The perfect finish for that great outfit and a special occasion is the right perfume. Learning a little perfume language and taking the time for try-ons will complement your overall look as little else can. Whether you are looking for a daily dab-on or something to light up your night, remember that choosing the right perfume is worth a little effort. This is a very personal choice, both in terms of your confidence and your body chemistry. One of the mysteries of perfume is how differently it can smell on different people—that's chemistry. Find a perfume you love as an expression of who you are, and watch the reactions—that's another kind of chemistry! Figuring out your own personal statement in perfume is fun and will produce just the reactions you want.
Things You'll Need
- Perfume store or perfume department
- Soap and water
Learn the terms perfumers use to describe the qualities of scents.
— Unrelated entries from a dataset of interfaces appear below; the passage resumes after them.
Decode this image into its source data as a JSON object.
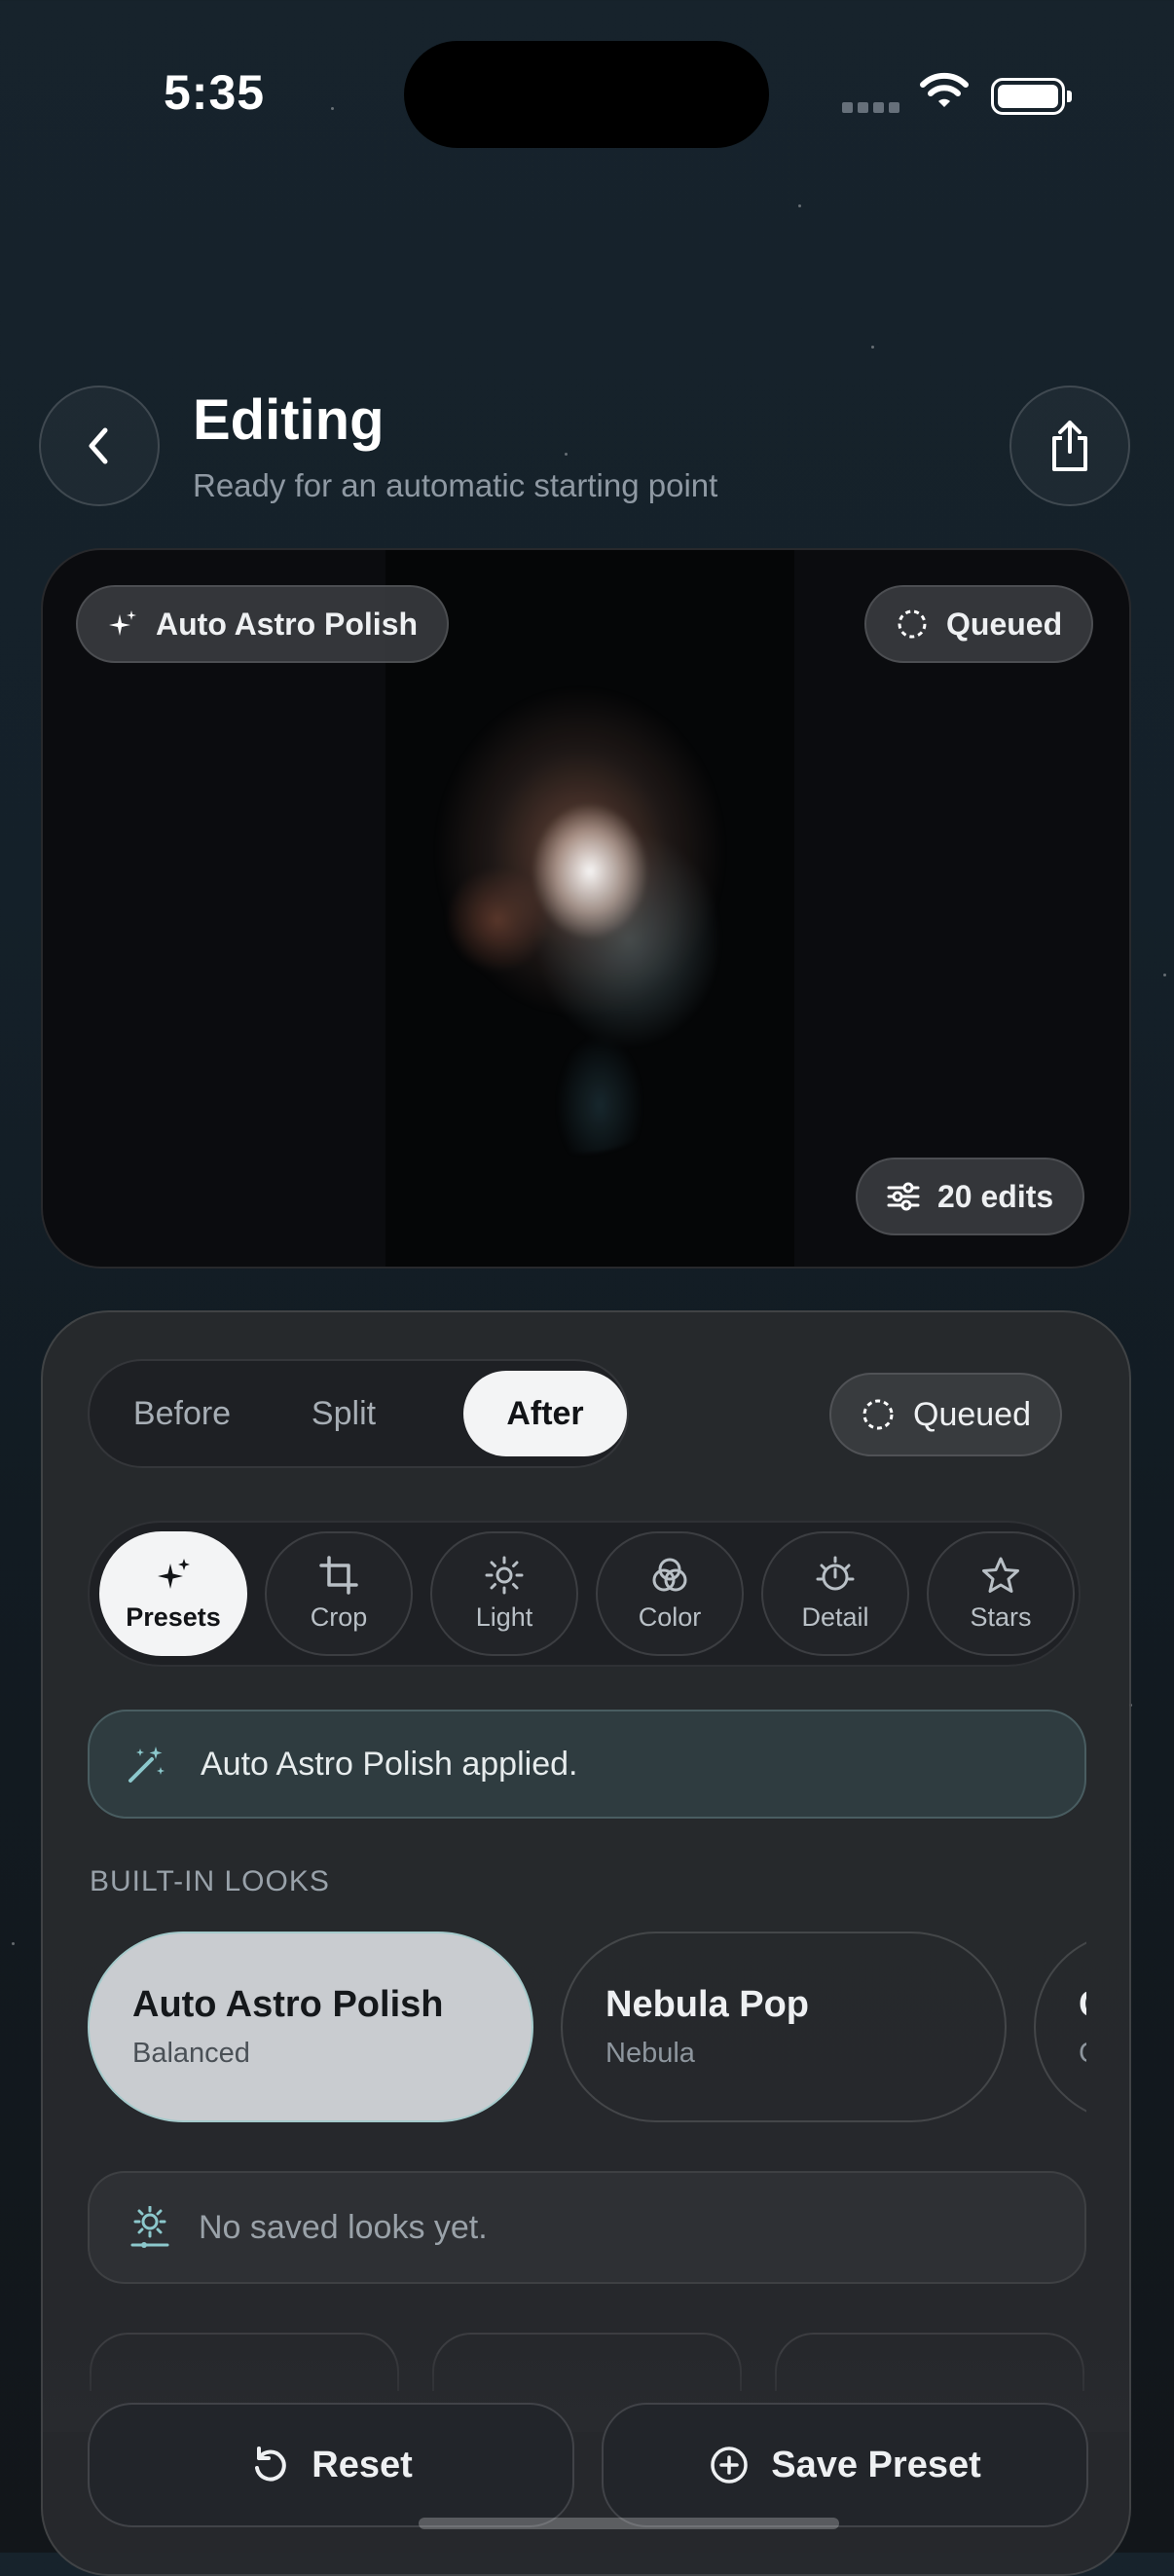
{
  "status_bar": {
    "time": "5:35"
  },
  "header": {
    "title": "Editing",
    "subtitle": "Ready for an automatic starting point"
  },
  "preview": {
    "preset_chip": "Auto Astro Polish",
    "status_chip": "Queued",
    "edits_chip": "20 edits"
  },
  "sheet": {
    "segments": [
      {
        "label": "Before",
        "active": false
      },
      {
        "label": "Split",
        "active": false
      },
      {
        "label": "After",
        "active": true
      }
    ],
    "status_chip": "Queued",
    "tools": [
      {
        "label": "Presets",
        "icon": "sparkles-icon",
        "active": true
      },
      {
        "label": "Crop",
        "icon": "crop-icon",
        "active": false
      },
      {
        "label": "Light",
        "icon": "sun-icon",
        "active": false
      },
      {
        "label": "Color",
        "icon": "color-circles-icon",
        "active": false
      },
      {
        "label": "Detail",
        "icon": "detail-dial-icon",
        "active": false
      },
      {
        "label": "Stars",
        "icon": "star-icon",
        "active": false
      }
    ],
    "banner": "Auto Astro Polish applied.",
    "section_title": "BUILT-IN LOOKS",
    "looks": [
      {
        "name": "Auto Astro Polish",
        "style": "Balanced",
        "selected": true
      },
      {
        "name": "Nebula Pop",
        "style": "Nebula",
        "selected": false
      },
      {
        "name": "C",
        "style": "C",
        "selected": false
      }
    ],
    "empty_saved": "No saved looks yet.",
    "reset_label": "Reset",
    "save_preset_label": "Save Preset"
  },
  "colors": {
    "accent_teal": "#8cc8cc",
    "active_pill": "#f3f4f5",
    "sheet_bg": "#28292e"
  }
}
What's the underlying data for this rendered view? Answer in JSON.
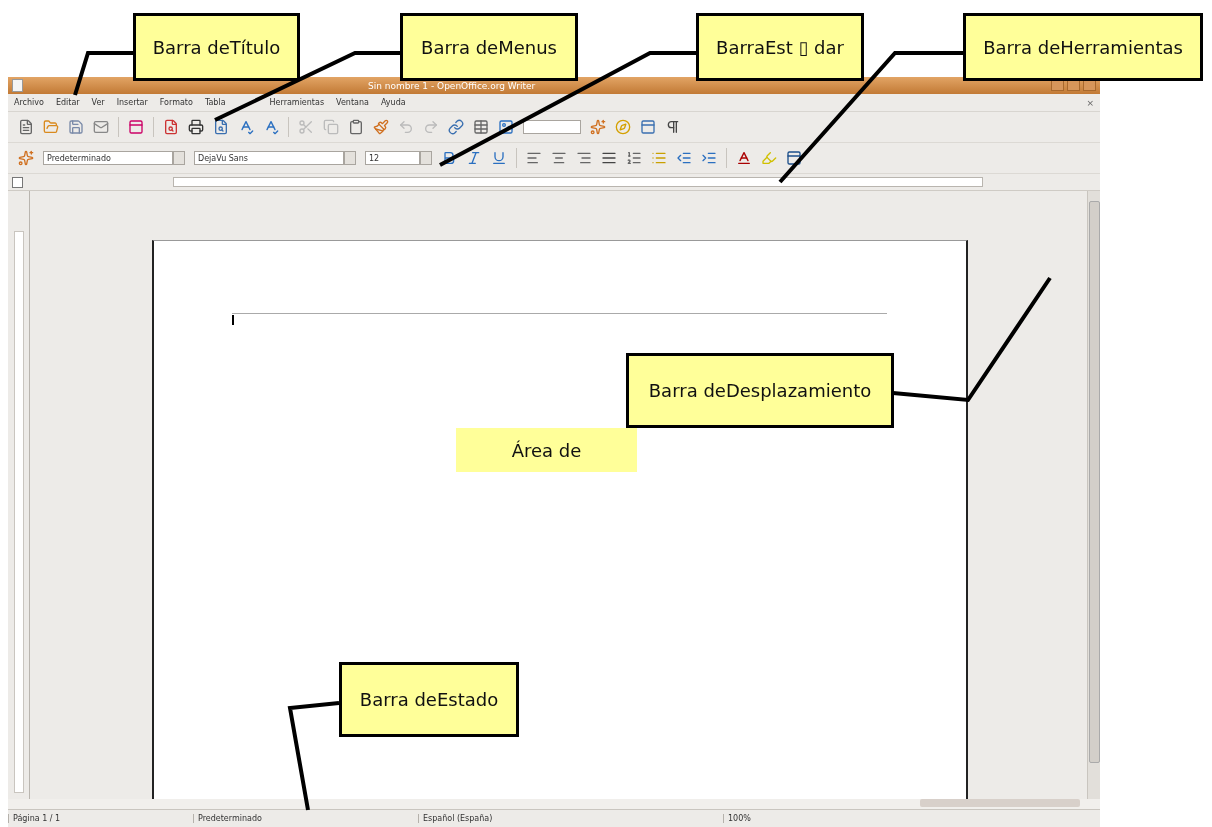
{
  "window": {
    "title": "Sin nombre 1 - OpenOffice.org Writer"
  },
  "menu_bar": {
    "items": [
      "Archivo",
      "Editar",
      "Ver",
      "Insertar",
      "Formato",
      "Tabla",
      "Herramientas",
      "Ventana",
      "Ayuda"
    ],
    "close": "×"
  },
  "formatting_toolbar": {
    "style": "Predeterminado",
    "font": "DejaVu Sans",
    "size": "12"
  },
  "status_bar": [
    "Página 1 / 1",
    "Predeterminado",
    "Español (España)",
    "100%"
  ],
  "annotations": [
    {
      "text": "Barra deTítulo"
    },
    {
      "text": "Barra deMenus"
    },
    {
      "text": "BarraEst ▯ dar"
    },
    {
      "text": "Barra deHerramientas"
    },
    {
      "text": "Barra deDesplazamiento"
    },
    {
      "text": "Área de",
      "kind": "plain"
    },
    {
      "text": "Barra deEstado"
    }
  ]
}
This will help you communicate with sales people trying to help you and decode descriptions on packages. Learning basic descriptions also gets you out of the frustrating this-is-not-quite-right-but-I-don't-know-why puzzle. Perfumers customarily describe their products in terms of ingredients: citrus, floral, spicy, woodsy and musk. While almost all perfumes are a mixture of ingredients, usually one of these "tones" predominates. The ingredient list is also arranged in terms of light-to-heavy: a citrusy or single-floral scent is likely to seem lighter and perhaps more suited to daily wear than a heavier woodsy, musky scent. There are, of course, exceptions: jasmine, while a flower, tends to have a heavier effect than lilac or lily-of-the-valley, and some woodsy, spicy scents give a light non-girly effect that complements your polished business look.
Start your search at home. This will help you test out your taste in scents and also determine what others will notice after you have worn a perfume for a few hours. Put a single dab of perfume at the crook of your elbow—this keeps you from washing it off as you do your daily chores. Sniff. Wait a few hours and sniff again. Notice how well it wears. It may have faded or it may smell very differently from the way it did when you applied it—that's your body chemistry at work. Wash the spot off with soap and water and go on to the next. You should be able to sort your birthday or Christmas collection into like/love, ho-hum and what-was-I-thinking. And you've learned what you need to know when you go shopping.
Wear short sleeves to make the most of your shopping trip—we're maximizing test-areas. This gives you four try-on patches—both elbow-crooks and both wrists. Trying perfume on your neck or the backs of your hands will just confuse your nose, so you have room to try four scents at a time. For more research, you need time to wash off the four try-ons and start again. If you have sales help, speak the language—it will narrow your search. You can also help your sales person by saying what you like but what you don't like about it—X smells great, but it fades really fast on your skin; Y starts out wonderfully complex but gets stale and cardboardy after an hour or two. Informed sales help will have alternatives for you to try.
Devote one shopping trip to compete experiments, if you can find the time. Find out what those fabulous scents you're read about really smell like on you. Too expensive, perhaps, for daily wear, or they just don't fit with who you are—but now's the time to find out. The worst case: a little wasted time, a little soap and water, and the chance to say, "I just can't wear XYZ." The best case: you'll find something new that adds to your wardrobe of scents—what a happy surprise.
Remember that the ultimate judge of perfume is you. You don't have to know everything about how it works—just how it works for you. The right perfume scent for you is the one that makes you feel confident and happy about who you are. Confidence, it turns out, smells just perfect, and those around you will notice in a great way.